I cannot tell you how many times I wished that Styrofoam food containers would disappear. Call it a pet peeve but it goes beyond that. They leach harmful (albeit slow-acting and invisible) endocrine disruptors in the food stored in them, they are non-recyclable and indestructible, and one too many can be seen lying around parks or washing on river shores once the humans that emptied them have long left the scene.
The recent announcement by the federal government to ban many single-use plastics could not be timelier. Just about every week, if not daily, there is some more news about the ever-growing ocean garbage patches; marine life is chocking on plastics (this is not a figure of speech,) or feeding on it, as they mistake it for food. You don’t need to turn on the news in fact to see the sorry state we are in: everywhere you turn, there will be some single-use plastic, or parts of it, awaiting eternity or as close to eternity as can be, given the long (long) time needed for plastics to degrade. Which does not mean disappear. Plus, the microplastics: they are everywhere, including, we are told, in our table salt. There is a macabre ring to ‘here to stay’ when applied to plastics.
The cynics among us can say this new measure comes only as a response to the garbage container scandal that has recently put us on the naughty map, globally. Whatever the reasons, I welcome it as a step in the right direction.
If the rotting garbage containers belonging to Canada that are sailing back from the Philippines as we speak put us on the shame list, we are about to redeem ourselves as soon as the terms of the new single-use plastic legislation will be clarified and implemented. This reminds me of the bisphenol A (BPA) which was banned from plastic baby bottles in 2008 and declared toxic in 2010. Good bold moves.
Canada is home to the longest ocean shoreline in the world which carries an environmental obligation that cannot be whisked away. It is heartbreaking to see beautiful marine landscape invaded by plastics, mostly single use. It so happens that this week is Rivers to Oceans week, and on June 8 of every year we celebrate World’s Oceans Day. I am reluctant to stand up and cheer for all the international or national day of, given that in most cases the action behind the words is lagging, which renders the celebrations a tad hypocritical.
After all, a commissioned report by the federal government discovered that only about 9 percent of plastic is recycled in Canada, while 87 percent ends up in the landfill.
While many are applauding the ban, there are others questioning the inconveniences. There will be some for sure. Some have to do with comfort, others with practicality and convenience. It takes a bit more effort and thoughtfulness to live with less plastic, and ideally without any single-use plastic (save for the obligatory items the health industry is using, and really, for that we are grateful.) But we are better for it, environmentally and health-wise.

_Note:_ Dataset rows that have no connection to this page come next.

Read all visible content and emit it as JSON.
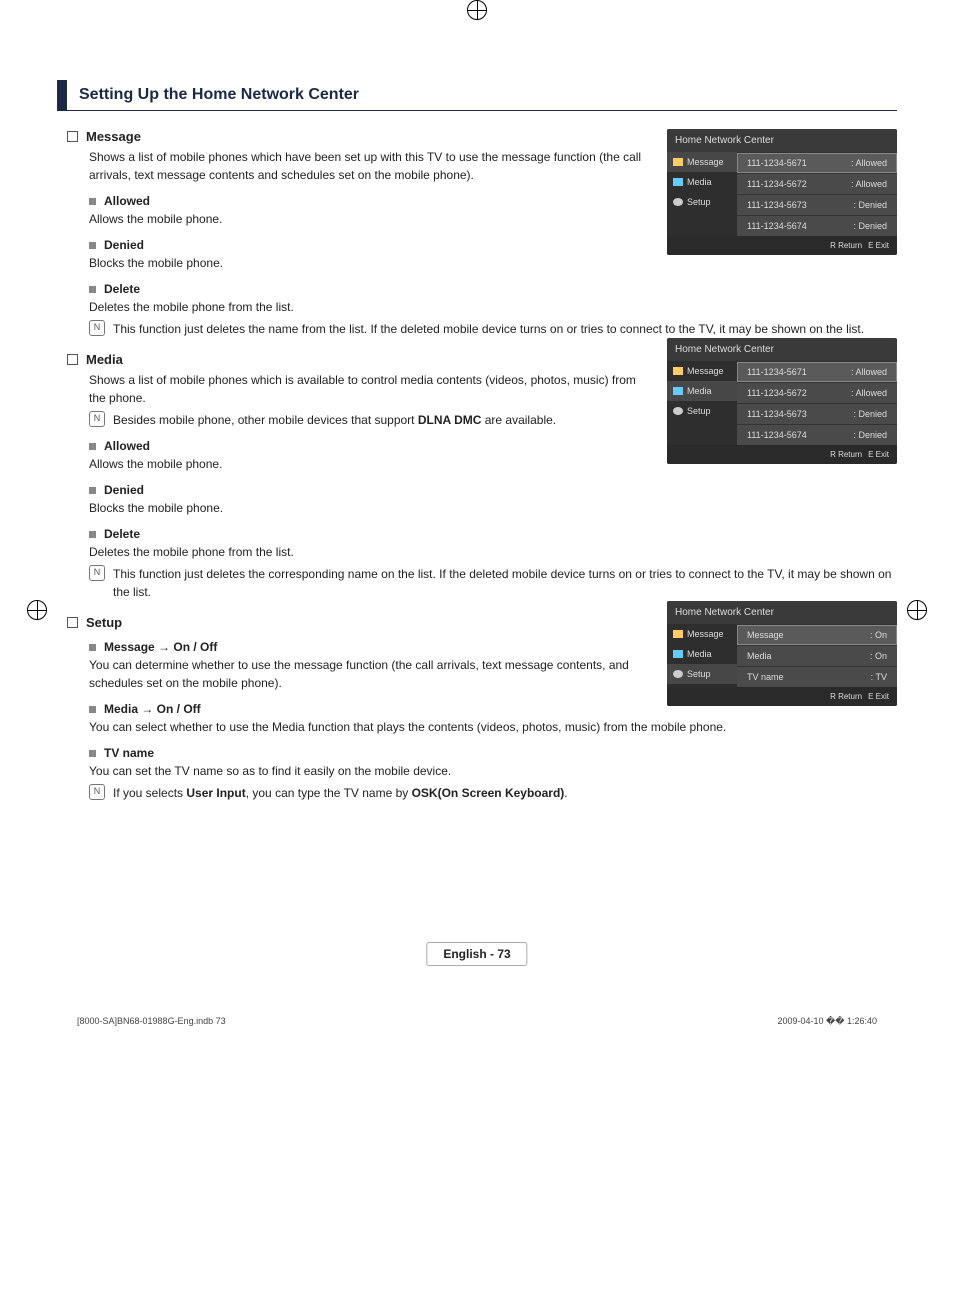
{
  "section_title": "Setting Up the Home Network Center",
  "message": {
    "heading": "Message",
    "desc": "Shows a list of mobile phones which have been set up with this TV to use the message function (the call arrivals, text message contents and schedules set on the mobile phone).",
    "allowed_h": "Allowed",
    "allowed_d": "Allows the mobile phone.",
    "denied_h": "Denied",
    "denied_d": "Blocks the mobile phone.",
    "delete_h": "Delete",
    "delete_d": "Deletes the mobile phone from the list.",
    "delete_note": "This function just deletes the name from the list. If the deleted mobile device turns on or tries to connect to the TV, it may be shown on the list."
  },
  "media": {
    "heading": "Media",
    "desc": "Shows a list of mobile phones which is available to control media contents (videos, photos, music) from the phone.",
    "note1_a": "Besides mobile phone, other mobile devices that support ",
    "note1_b": "DLNA DMC",
    "note1_c": " are available.",
    "allowed_h": "Allowed",
    "allowed_d": "Allows the mobile phone.",
    "denied_h": "Denied",
    "denied_d": "Blocks the mobile phone.",
    "delete_h": "Delete",
    "delete_d": "Deletes the mobile phone from the list.",
    "delete_note": "This function just deletes the corresponding name on the list. If the deleted mobile device turns on or tries to connect to the TV, it may be shown on the list."
  },
  "setup": {
    "heading": "Setup",
    "msg_h": "Message → On / Off",
    "msg_d": "You can determine whether to use the message function (the call arrivals, text message contents, and schedules set on the mobile phone).",
    "med_h": "Media → On / Off",
    "med_d": "You can select whether to use the Media function that plays the contents (videos, photos, music) from the mobile phone.",
    "tv_h": "TV name",
    "tv_d": "You can set the TV name so as to find it easily on the mobile device.",
    "tv_note_a": "If you selects ",
    "tv_note_b": "User Input",
    "tv_note_c": ", you can type the TV name by ",
    "tv_note_d": "OSK(On Screen Keyboard)",
    "tv_note_e": "."
  },
  "panel": {
    "title": "Home Network Center",
    "nav_message": "Message",
    "nav_media": "Media",
    "nav_setup": "Setup",
    "return": "R Return",
    "exit": "E Exit",
    "rows_msg": [
      {
        "num": "111-1234-5671",
        "st": ": Allowed"
      },
      {
        "num": "111-1234-5672",
        "st": ": Allowed"
      },
      {
        "num": "111-1234-5673",
        "st": ": Denied"
      },
      {
        "num": "111-1234-5674",
        "st": ": Denied"
      }
    ],
    "rows_setup": [
      {
        "k": "Message",
        "v": ": On"
      },
      {
        "k": "Media",
        "v": ": On"
      },
      {
        "k": "TV name",
        "v": ": TV"
      }
    ]
  },
  "footer": "English - 73",
  "meta_left": "[8000-SA]BN68-01988G-Eng.indb   73",
  "meta_right": "2009-04-10   �� 1:26:40"
}
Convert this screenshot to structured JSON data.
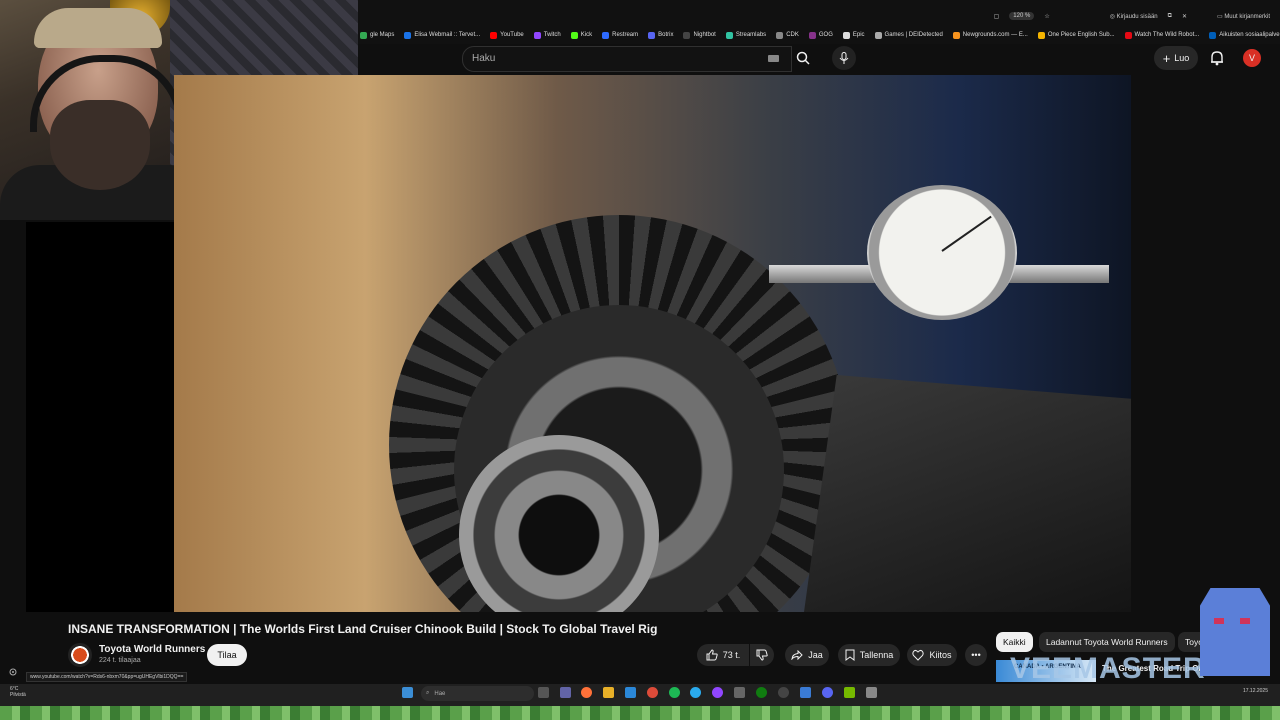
{
  "browser": {
    "bookmarks": [
      {
        "label": "gle Maps",
        "color": "#34a853"
      },
      {
        "label": "Elisa Webmail :: Tervet...",
        "color": "#1a73e8"
      },
      {
        "label": "YouTube",
        "color": "#ff0000"
      },
      {
        "label": "Twitch",
        "color": "#9146ff"
      },
      {
        "label": "Kick",
        "color": "#53fc18"
      },
      {
        "label": "Restream",
        "color": "#2e6bff"
      },
      {
        "label": "Botrix",
        "color": "#5865f2"
      },
      {
        "label": "Nightbot",
        "color": "#444444"
      },
      {
        "label": "Streamlabs",
        "color": "#31c3a2"
      },
      {
        "label": "CDK",
        "color": "#888888"
      },
      {
        "label": "GOG",
        "color": "#86328a"
      },
      {
        "label": "Epic",
        "color": "#dddddd"
      },
      {
        "label": "Games | DEIDetected",
        "color": "#aaaaaa"
      },
      {
        "label": "Newgrounds.com — E...",
        "color": "#f7931e"
      },
      {
        "label": "One Piece English Sub...",
        "color": "#f4b400"
      },
      {
        "label": "Watch The Wild Robot...",
        "color": "#e50914"
      },
      {
        "label": "Aikuisten sosiaalipalve...",
        "color": "#005eb8"
      }
    ],
    "other_bookmarks": "Muut kirjanmerkit",
    "zoom": "120 %",
    "login": "Kirjaudu sisään"
  },
  "youtube": {
    "search_placeholder": "Haku",
    "create_label": "Luo",
    "avatar_letter": "V"
  },
  "video": {
    "title": "INSANE TRANSFORMATION | The Worlds First Land Cruiser Chinook Build | Stock To Global Travel Rig",
    "channel": "Toyota World Runners",
    "subscribers": "224 t. tilaajaa",
    "subscribe_label": "Tilaa",
    "likes": "73 t.",
    "share_label": "Jaa",
    "save_label": "Tallenna",
    "thanks_label": "Kiitos",
    "url_tooltip": "www.youtube.com/watch?v=Rds6-nbxm70&pp=ugUHEgVlbi1DQQ=="
  },
  "chips": {
    "all": "Kaikki",
    "runners": "Ladannut Toyota World Runners",
    "toyota": "Toyo"
  },
  "recommended": {
    "title": "The Greatest Road Trip On",
    "thumb_text": "CANADA • ARGENTINA"
  },
  "overlay": {
    "watermark": "VEEMASTER"
  },
  "taskbar": {
    "weather_temp": "6°C",
    "weather_desc": "Pilvistä",
    "search_placeholder": "Hae",
    "date": "17.12.2025"
  }
}
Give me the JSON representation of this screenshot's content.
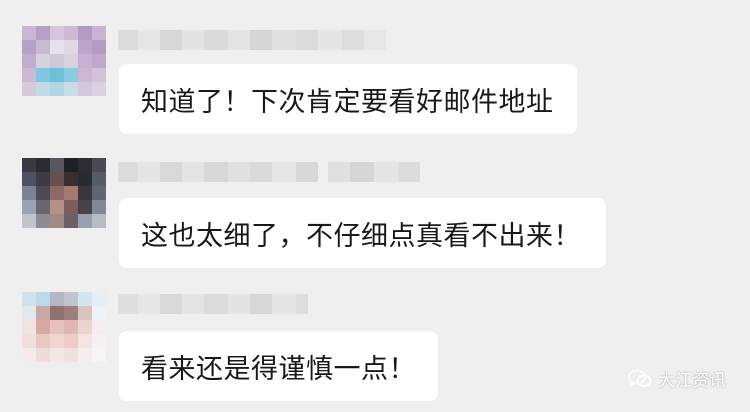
{
  "messages": [
    {
      "text": "知道了！下次肯定要看好邮件地址"
    },
    {
      "text": "这也太细了，不仔细点真看不出来！"
    },
    {
      "text": "看来还是得谨慎一点！"
    }
  ],
  "watermark": {
    "label": "大江资讯",
    "icon": "wechat-icon"
  },
  "colors": {
    "background": "#efefef",
    "bubble": "#ffffff",
    "text": "#191919"
  }
}
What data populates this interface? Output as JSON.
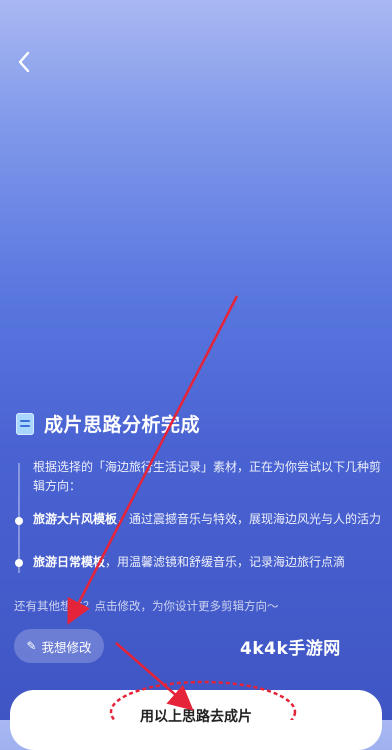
{
  "nav": {
    "back_icon": "chevron-left-icon"
  },
  "header": {
    "icon": "document-icon",
    "title": "成片思路分析完成"
  },
  "content": {
    "description": "根据选择的「海边旅行生活记录」素材，正在为你尝试以下几种剪辑方向：",
    "options": [
      {
        "name": "旅游大片风模板",
        "detail": "，通过震撼音乐与特效，展现海边风光与人的活力"
      },
      {
        "name": "旅游日常模板",
        "detail": "，用温馨滤镜和舒缓音乐，记录海边旅行点滴"
      }
    ],
    "hint": "还有其他想法？点击修改，为你设计更多剪辑方向～"
  },
  "actions": {
    "modify_label": "我想修改",
    "modify_icon": "pencil-icon",
    "primary_label": "用以上思路去成片"
  },
  "watermark": "4k4k手游网",
  "colors": {
    "annotation": "#e5243a",
    "background_top": "#a9b8f2",
    "background_bottom": "#3f55c4"
  }
}
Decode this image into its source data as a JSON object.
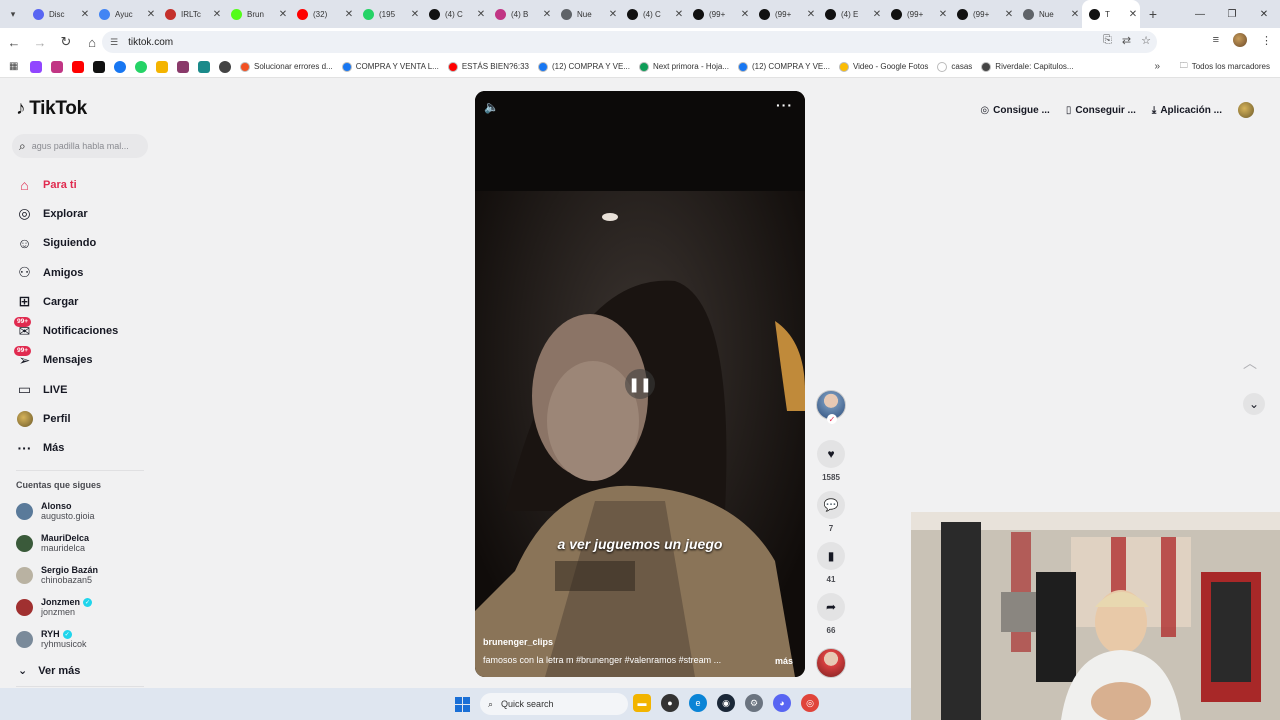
{
  "browser": {
    "tabs": [
      {
        "title": "Disc",
        "color": "#5865f2"
      },
      {
        "title": "Ayuc",
        "color": "#4285f4"
      },
      {
        "title": "IRLTc",
        "color": "#c4302b"
      },
      {
        "title": "Brun",
        "color": "#53fc18"
      },
      {
        "title": "(32)",
        "color": "#ff0000"
      },
      {
        "title": "(195",
        "color": "#25d366"
      },
      {
        "title": "(4) C",
        "color": "#111111"
      },
      {
        "title": "(4) B",
        "color": "#c13584"
      },
      {
        "title": "Nue",
        "color": "#5f6368"
      },
      {
        "title": "(4) C",
        "color": "#111111"
      },
      {
        "title": "(99+",
        "color": "#111111"
      },
      {
        "title": "(99+",
        "color": "#111111"
      },
      {
        "title": "(4) E",
        "color": "#111111"
      },
      {
        "title": "(99+",
        "color": "#111111"
      },
      {
        "title": "(99+",
        "color": "#111111"
      },
      {
        "title": "Nue",
        "color": "#5f6368"
      },
      {
        "title": "T",
        "color": "#111111",
        "active": true
      }
    ],
    "url": "tiktok.com",
    "bookmarks": [
      {
        "label": "Solucionar errores d...",
        "color": "#f25022"
      },
      {
        "label": "COMPRA Y VENTA L...",
        "color": "#1877f2"
      },
      {
        "label": "ESTÁS BIEN?6:33",
        "color": "#ff0000"
      },
      {
        "label": "(12) COMPRA Y VE...",
        "color": "#1877f2"
      },
      {
        "label": "Next primora - Hoja...",
        "color": "#0f9d58"
      },
      {
        "label": "(12) COMPRA Y VE...",
        "color": "#1877f2"
      },
      {
        "label": "Video - Google Fotos",
        "color": "#fbbc04"
      },
      {
        "label": "casas",
        "color": "#ffffff"
      },
      {
        "label": "Riverdale: Capitulos...",
        "color": "#444444"
      }
    ],
    "all_bookmarks": "Todos los marcadores"
  },
  "sidebar": {
    "logo": "TikTok",
    "search_placeholder": "agus padilla habla mal...",
    "nav": [
      {
        "label": "Para ti",
        "icon": "home-icon",
        "active": true
      },
      {
        "label": "Explorar",
        "icon": "compass-icon"
      },
      {
        "label": "Siguiendo",
        "icon": "following-icon"
      },
      {
        "label": "Amigos",
        "icon": "friends-icon"
      },
      {
        "label": "Cargar",
        "icon": "upload-icon"
      },
      {
        "label": "Notificaciones",
        "icon": "notifications-icon",
        "badge": "99+"
      },
      {
        "label": "Mensajes",
        "icon": "messages-icon",
        "badge": "99+"
      },
      {
        "label": "LIVE",
        "icon": "live-icon"
      },
      {
        "label": "Perfil",
        "icon": "profile-avatar"
      },
      {
        "label": "Más",
        "icon": "more-icon"
      }
    ],
    "following_title": "Cuentas que sigues",
    "following": [
      {
        "name": "Alonso",
        "username": "augusto.gioia",
        "verified": false,
        "color": "#5a7a9a"
      },
      {
        "name": "MauriDelca",
        "username": "mauridelca",
        "verified": false,
        "color": "#3a5a3a"
      },
      {
        "name": "Sergio Bazán",
        "username": "chinobazan5",
        "verified": false,
        "color": "#b9b2a2"
      },
      {
        "name": "Jonzmen",
        "username": "jonzmen",
        "verified": true,
        "color": "#a03030"
      },
      {
        "name": "RYH",
        "username": "ryhmusicok",
        "verified": true,
        "color": "#7a8a9a"
      }
    ],
    "see_more": "Ver más"
  },
  "video": {
    "caption": "a ver juguemos un juego",
    "author": "brunenger_clips",
    "description": "famosos con la letra m #brunenger #valenramos #stream ...",
    "more": "más"
  },
  "actions": {
    "likes": "1585",
    "comments": "7",
    "saves": "41",
    "shares": "66"
  },
  "header": {
    "coins": "Consigue ...",
    "get_app": "Conseguir ...",
    "download": "Aplicación ..."
  },
  "taskbar": {
    "search": "Quick search"
  }
}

Plastic has been a widely used material for a long time now and it has proven itself invaluable in so many applications. But… and that is a big one, it has gone too far as more and more useless (but oh so convenient) plastic items started invaded the market. And invaded they did, not just the market, but the world as a whole, including remote areas that are not even inhabited by humans.
Legislated bans by the federal government will not solve the plastic problem completely but will serve as much needed basis for change within communities. Our parents used to say that any learned bad behaviour can be unlearned. Our insatiable plastic use, as a planet community, has reached gargantuan proportions and has come to affect more than anyone could have predicted. Blissful ignorance can no longer be used as an excuse though: We have learned to live with environmentally costly conveniences (which ultimately affect our health too,) and now we must unlearn that so we can see a better future.
People are wonderfully creative and that keeps me hopeful. This is a good opportunity to take the challenge of re-educating ourselves to use and reuse, to rely on durable products rather than flimsy throw-away items, and to reinvent ourselves as stewards of the only place we can call home: our beautiful planet. The only one we have.